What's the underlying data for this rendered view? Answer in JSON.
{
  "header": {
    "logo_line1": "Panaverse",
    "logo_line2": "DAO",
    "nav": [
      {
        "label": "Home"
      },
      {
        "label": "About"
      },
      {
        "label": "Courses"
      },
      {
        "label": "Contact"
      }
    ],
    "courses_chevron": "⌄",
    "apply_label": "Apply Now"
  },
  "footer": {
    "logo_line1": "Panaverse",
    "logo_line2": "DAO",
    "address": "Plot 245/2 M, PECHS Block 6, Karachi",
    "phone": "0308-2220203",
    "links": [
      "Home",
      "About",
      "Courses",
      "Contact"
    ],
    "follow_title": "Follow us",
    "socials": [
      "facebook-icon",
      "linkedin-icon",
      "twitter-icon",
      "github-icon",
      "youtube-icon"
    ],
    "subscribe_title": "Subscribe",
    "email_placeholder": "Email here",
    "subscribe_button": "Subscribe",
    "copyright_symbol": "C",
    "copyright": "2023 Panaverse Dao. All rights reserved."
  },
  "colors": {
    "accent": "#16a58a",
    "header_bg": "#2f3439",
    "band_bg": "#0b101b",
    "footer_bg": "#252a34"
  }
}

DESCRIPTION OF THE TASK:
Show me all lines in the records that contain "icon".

SOLUTION BELOW:
      "facebook-icon",
      "linkedin-icon",
      "twitter-icon",
      "github-icon",
      "youtube-icon"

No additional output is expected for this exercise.